Dataset items:
---
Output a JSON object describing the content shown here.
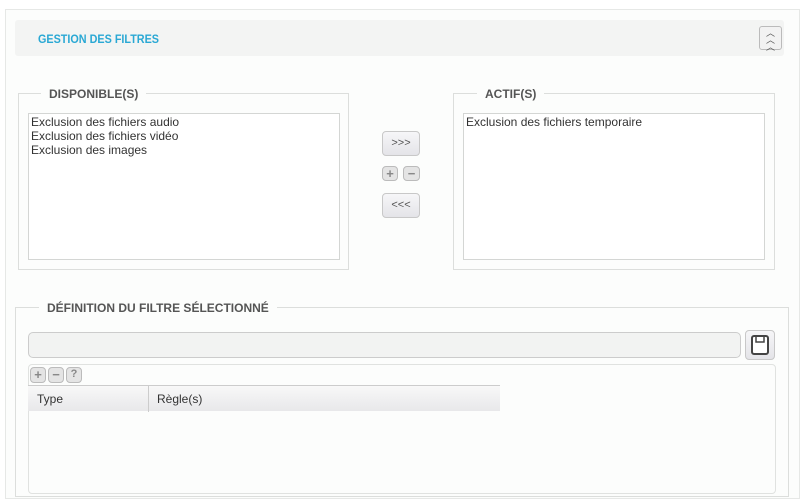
{
  "header": {
    "title": "GESTION DES FILTRES",
    "collapse_icon": "double-chevron-up-icon"
  },
  "available": {
    "legend": "DISPONIBLE(S)",
    "items": [
      "Exclusion des fichiers audio",
      "Exclusion des fichiers vidéo",
      "Exclusion des images"
    ]
  },
  "active": {
    "legend": "ACTIF(S)",
    "items": [
      "Exclusion des fichiers temporaire"
    ]
  },
  "transfer": {
    "add_label": ">>>",
    "remove_label": "<<<",
    "plus": "+",
    "minus": "−"
  },
  "definition": {
    "legend": "DÉFINITION DU FILTRE SÉLECTIONNÉ",
    "name_value": "",
    "toolbar": {
      "add": "+",
      "remove": "−",
      "help": "?"
    },
    "columns": [
      "Type",
      "Règle(s)"
    ]
  }
}
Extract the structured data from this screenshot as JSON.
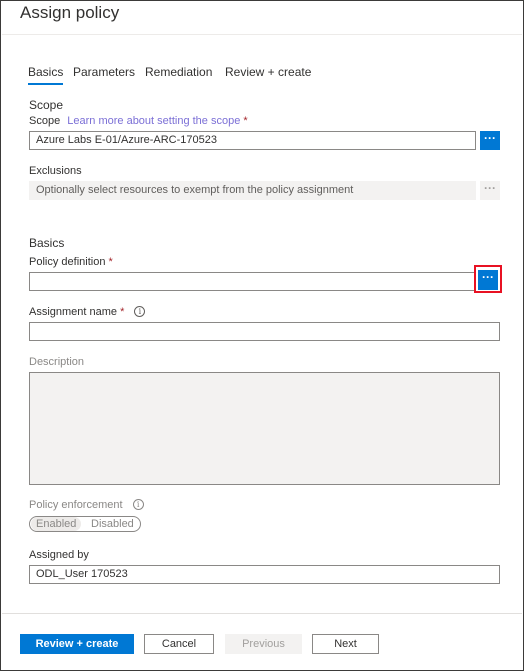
{
  "title": "Assign policy",
  "tabs": [
    {
      "label": "Basics"
    },
    {
      "label": "Parameters"
    },
    {
      "label": "Remediation"
    },
    {
      "label": "Review + create"
    }
  ],
  "scope": {
    "heading": "Scope",
    "label": "Scope",
    "link": "Learn more about setting the scope",
    "required": "*",
    "value": "Azure Labs E-01/Azure-ARC-170523",
    "browse": "···"
  },
  "exclusions": {
    "label": "Exclusions",
    "placeholder": "Optionally select resources to exempt from the policy assignment",
    "browse": "···"
  },
  "basics": {
    "heading": "Basics",
    "policy_definition_label": "Policy definition",
    "policy_definition_value": "",
    "required": "*",
    "browse": "···",
    "assignment_name_label": "Assignment name",
    "assignment_name_value": "",
    "info": "i",
    "description_label": "Description"
  },
  "enforcement": {
    "label": "Policy enforcement",
    "info": "i",
    "options": [
      "Enabled",
      "Disabled"
    ],
    "selected": "Enabled"
  },
  "assigned_by": {
    "label": "Assigned by",
    "value": "ODL_User 170523"
  },
  "footer": {
    "review_create": "Review + create",
    "cancel": "Cancel",
    "previous": "Previous",
    "next": "Next"
  },
  "colors": {
    "accent": "#0078d4",
    "required": "#a4262c",
    "highlight": "#e81123",
    "link": "#7b6fd6"
  }
}
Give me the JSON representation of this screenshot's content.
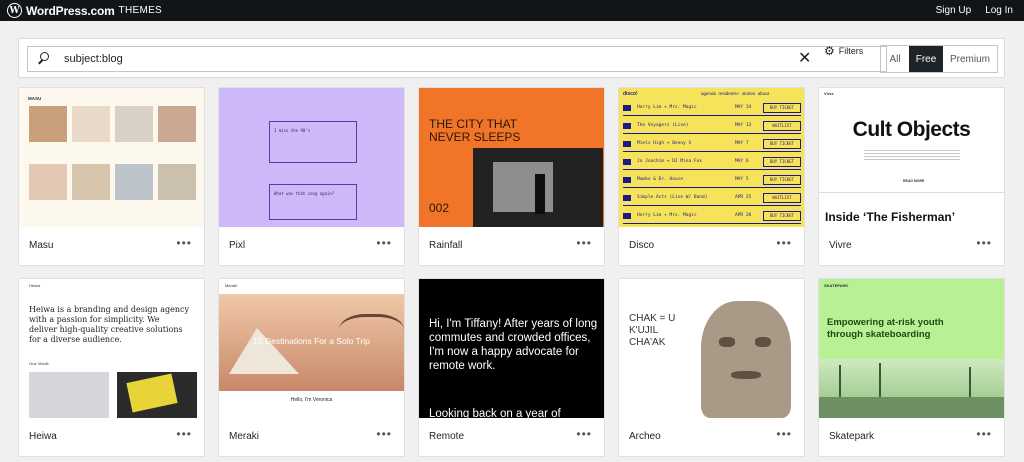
{
  "header": {
    "logo_letter": "W",
    "brand": "WordPress.com",
    "section": "THEMES",
    "signup": "Sign Up",
    "login": "Log In"
  },
  "search": {
    "query": "subject:blog",
    "clear_glyph": "✕",
    "filters_label": "Filters",
    "tabs": [
      "All",
      "Free",
      "Premium"
    ],
    "active_tab": "Free"
  },
  "themes": [
    {
      "name": "Masu",
      "menu": "•••"
    },
    {
      "name": "Pixl",
      "menu": "•••"
    },
    {
      "name": "Rainfall",
      "menu": "•••"
    },
    {
      "name": "Disco",
      "menu": "•••"
    },
    {
      "name": "Vivre",
      "menu": "•••"
    },
    {
      "name": "Heiwa",
      "menu": "•••"
    },
    {
      "name": "Meraki",
      "menu": "•••"
    },
    {
      "name": "Remote",
      "menu": "•••"
    },
    {
      "name": "Archeo",
      "menu": "•••"
    },
    {
      "name": "Skatepark",
      "menu": "•••"
    }
  ],
  "previews": {
    "masu": {
      "site": "MASU"
    },
    "pixl": {
      "post1": "I miss the 90's",
      "post2": "What was that song again?"
    },
    "rainfall": {
      "headline": "THE CITY THAT NEVER SLEEPS",
      "number": "002"
    },
    "disco": {
      "brand": "disco!",
      "nav": "agenda  residents+  stories  about",
      "rows": [
        {
          "act": "Horry Lim + Mrs. Magic",
          "date": "MAY 14",
          "btn": "BUY TICKET"
        },
        {
          "act": "The Voyagers (Live)",
          "date": "MAY 13",
          "btn": "WAITLIST"
        },
        {
          "act": "Miels High + Benny S",
          "date": "MAY 7",
          "btn": "BUY TICKET"
        },
        {
          "act": "Jo Joachim + DJ Mina Fox",
          "date": "MAY 6",
          "btn": "BUY TICKET"
        },
        {
          "act": "Mambo & Dr. House",
          "date": "MAY 5",
          "btn": "BUY TICKET"
        },
        {
          "act": "Simple Acts (Live W/ Band)",
          "date": "APR 25",
          "btn": "WAITLIST"
        },
        {
          "act": "Horry Lim + Mrs. Magic",
          "date": "APR 20",
          "btn": "BUY TICKET"
        }
      ]
    },
    "vivre": {
      "site": "Vivre",
      "headline": "Cult Objects",
      "sub": "Inside ‘The Fisherman’",
      "cta": "READ MORE"
    },
    "heiwa": {
      "site": "Heiwa",
      "intro": "Heiwa is a branding and design agency with a passion for simplicity. We deliver high-quality creative solutions for a diverse audience.",
      "section": "Our Work"
    },
    "meraki": {
      "site": "Meraki",
      "headline": "10 Destinations For a Solo Trip",
      "greeting": "Hello, I'm Veronica"
    },
    "remote": {
      "intro": "Hi, I'm Tiffany! After years of long commutes and crowded offices, I'm now a happy advocate for remote work.",
      "next": "Looking back on a year of"
    },
    "archeo": {
      "headline": "CHAK = U K'UJIL CHA'AK"
    },
    "skatepark": {
      "site": "SKATEPARK",
      "headline": "Empowering at-risk youth through skateboarding"
    }
  }
}
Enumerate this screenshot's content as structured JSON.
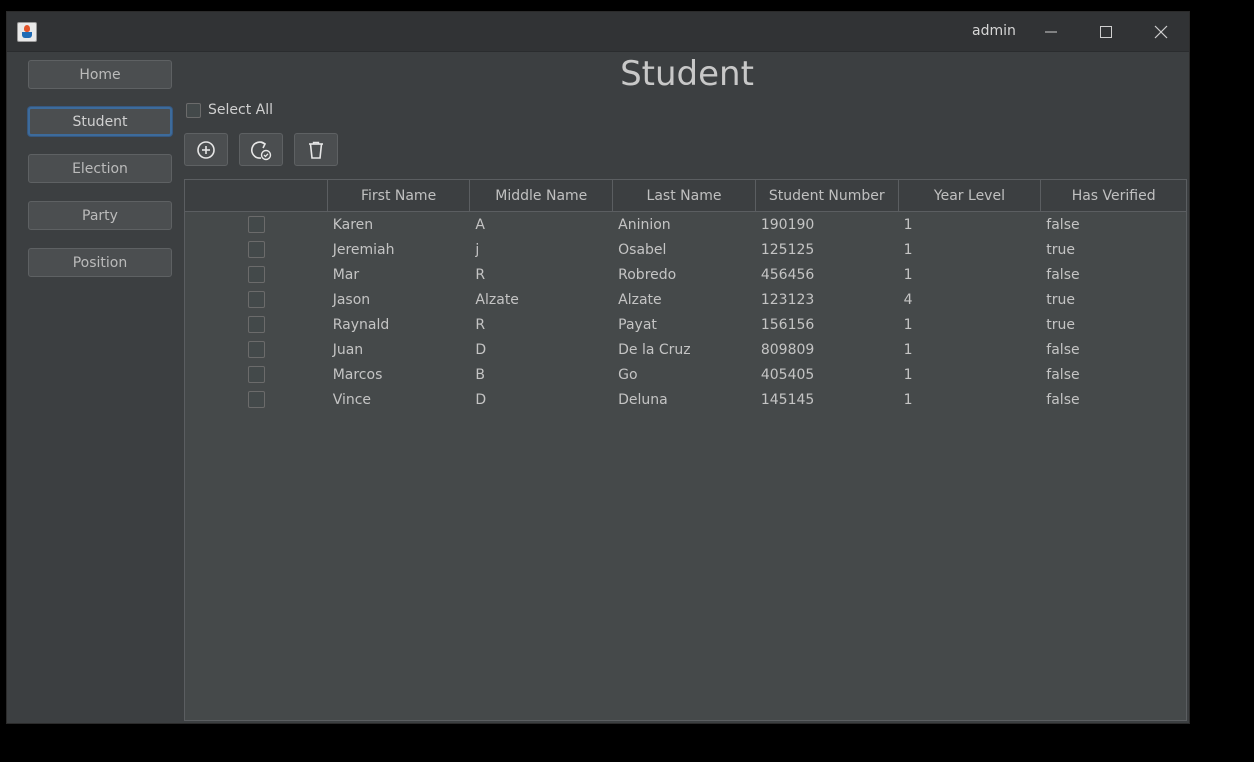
{
  "window": {
    "user": "admin"
  },
  "sidebar": {
    "items": [
      {
        "label": "Home"
      },
      {
        "label": "Student"
      },
      {
        "label": "Election"
      },
      {
        "label": "Party"
      },
      {
        "label": "Position"
      }
    ],
    "active": "Student"
  },
  "main": {
    "title": "Student",
    "select_all_label": "Select All",
    "toolbar": {
      "add_icon": "plus-circle-icon",
      "refresh_icon": "refresh-check-icon",
      "delete_icon": "trash-icon"
    }
  },
  "table": {
    "columns": [
      "",
      "First Name",
      "Middle Name",
      "Last Name",
      "Student Number",
      "Year Level",
      "Has Verified"
    ],
    "rows": [
      [
        "Karen",
        "A",
        "Aninion",
        "190190",
        "1",
        "false"
      ],
      [
        "Jeremiah",
        "j",
        "Osabel",
        "125125",
        "1",
        "true"
      ],
      [
        "Mar",
        "R",
        "Robredo",
        "456456",
        "1",
        "false"
      ],
      [
        "Jason",
        "Alzate",
        "Alzate",
        "123123",
        "4",
        "true"
      ],
      [
        "Raynald",
        "R",
        "Payat",
        "156156",
        "1",
        "true"
      ],
      [
        "Juan",
        "D",
        "De la Cruz",
        "809809",
        "1",
        "false"
      ],
      [
        "Marcos",
        "B",
        "Go",
        "405405",
        "1",
        "false"
      ],
      [
        "Vince",
        "D",
        "Deluna",
        "145145",
        "1",
        "false"
      ]
    ]
  },
  "colors": {
    "background": "#3c3f41",
    "titlebar": "#313335",
    "table_bg": "#45494a",
    "accent": "#3d6b9b"
  }
}
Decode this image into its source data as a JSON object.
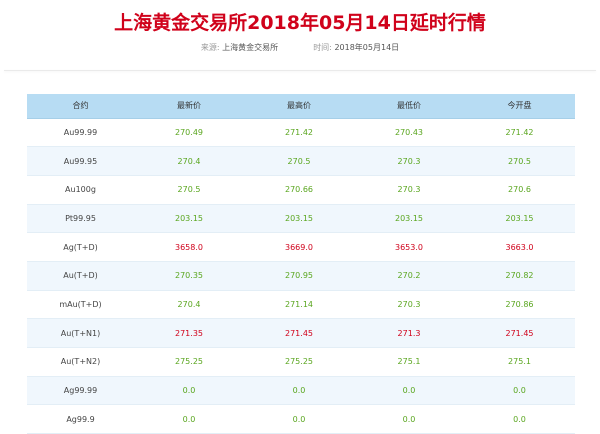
{
  "page": {
    "title": "上海黄金交易所2018年05月14日延时行情",
    "source_label": "来源:",
    "source_value": "上海黄金交易所",
    "time_label": "时间:",
    "time_value": "2018年05月14日"
  },
  "colors": {
    "title": "#d0021b",
    "header_bg": "#b7dcf3",
    "stripe_bg": "#f0f7fd",
    "price_up": "#d0021b",
    "price_down": "#5aa61f"
  },
  "table": {
    "headers": [
      "合约",
      "最新价",
      "最高价",
      "最低价",
      "今开盘"
    ],
    "rows": [
      {
        "name": "Au99.99",
        "last": "270.49",
        "high": "271.42",
        "low": "270.43",
        "open": "271.42",
        "trend": [
          "down",
          "down",
          "down",
          "down"
        ]
      },
      {
        "name": "Au99.95",
        "last": "270.4",
        "high": "270.5",
        "low": "270.3",
        "open": "270.5",
        "trend": [
          "down",
          "down",
          "down",
          "down"
        ]
      },
      {
        "name": "Au100g",
        "last": "270.5",
        "high": "270.66",
        "low": "270.3",
        "open": "270.6",
        "trend": [
          "down",
          "down",
          "down",
          "down"
        ]
      },
      {
        "name": "Pt99.95",
        "last": "203.15",
        "high": "203.15",
        "low": "203.15",
        "open": "203.15",
        "trend": [
          "down",
          "down",
          "down",
          "down"
        ]
      },
      {
        "name": "Ag(T+D)",
        "last": "3658.0",
        "high": "3669.0",
        "low": "3653.0",
        "open": "3663.0",
        "trend": [
          "up",
          "up",
          "up",
          "up"
        ]
      },
      {
        "name": "Au(T+D)",
        "last": "270.35",
        "high": "270.95",
        "low": "270.2",
        "open": "270.82",
        "trend": [
          "down",
          "down",
          "down",
          "down"
        ]
      },
      {
        "name": "mAu(T+D)",
        "last": "270.4",
        "high": "271.14",
        "low": "270.3",
        "open": "270.86",
        "trend": [
          "down",
          "down",
          "down",
          "down"
        ]
      },
      {
        "name": "Au(T+N1)",
        "last": "271.35",
        "high": "271.45",
        "low": "271.3",
        "open": "271.45",
        "trend": [
          "up",
          "up",
          "up",
          "up"
        ]
      },
      {
        "name": "Au(T+N2)",
        "last": "275.25",
        "high": "275.25",
        "low": "275.1",
        "open": "275.1",
        "trend": [
          "down",
          "down",
          "down",
          "down"
        ]
      },
      {
        "name": "Ag99.99",
        "last": "0.0",
        "high": "0.0",
        "low": "0.0",
        "open": "0.0",
        "trend": [
          "down",
          "down",
          "down",
          "down"
        ]
      },
      {
        "name": "Ag99.9",
        "last": "0.0",
        "high": "0.0",
        "low": "0.0",
        "open": "0.0",
        "trend": [
          "down",
          "down",
          "down",
          "down"
        ]
      }
    ]
  }
}
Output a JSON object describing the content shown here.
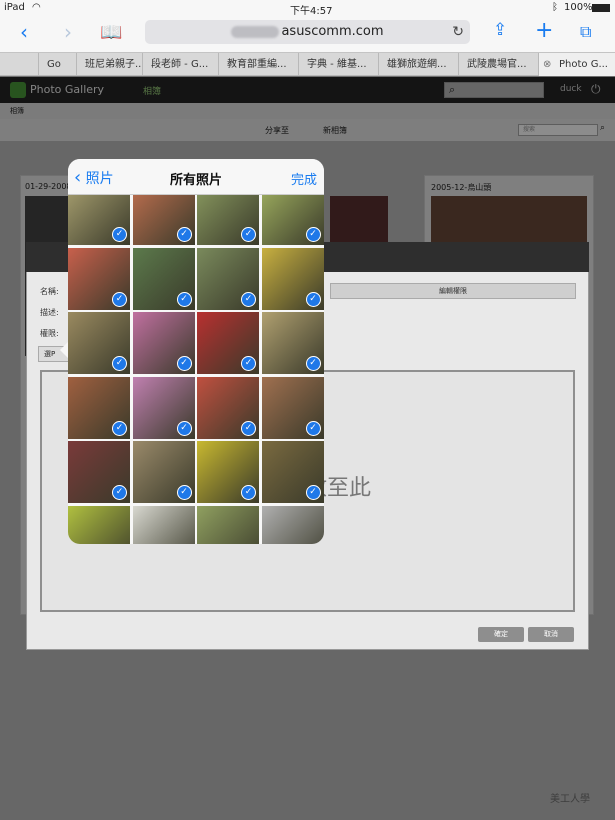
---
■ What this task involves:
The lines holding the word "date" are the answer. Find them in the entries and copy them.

■ Answer section:
          "date": "MAY 14",
          "date": "MAY 13",
          "date": "MAY 7",
          "date": "MAY 6",
          "date": "MAY 5",
          "date": "APR 25",
          "date": "APR 20",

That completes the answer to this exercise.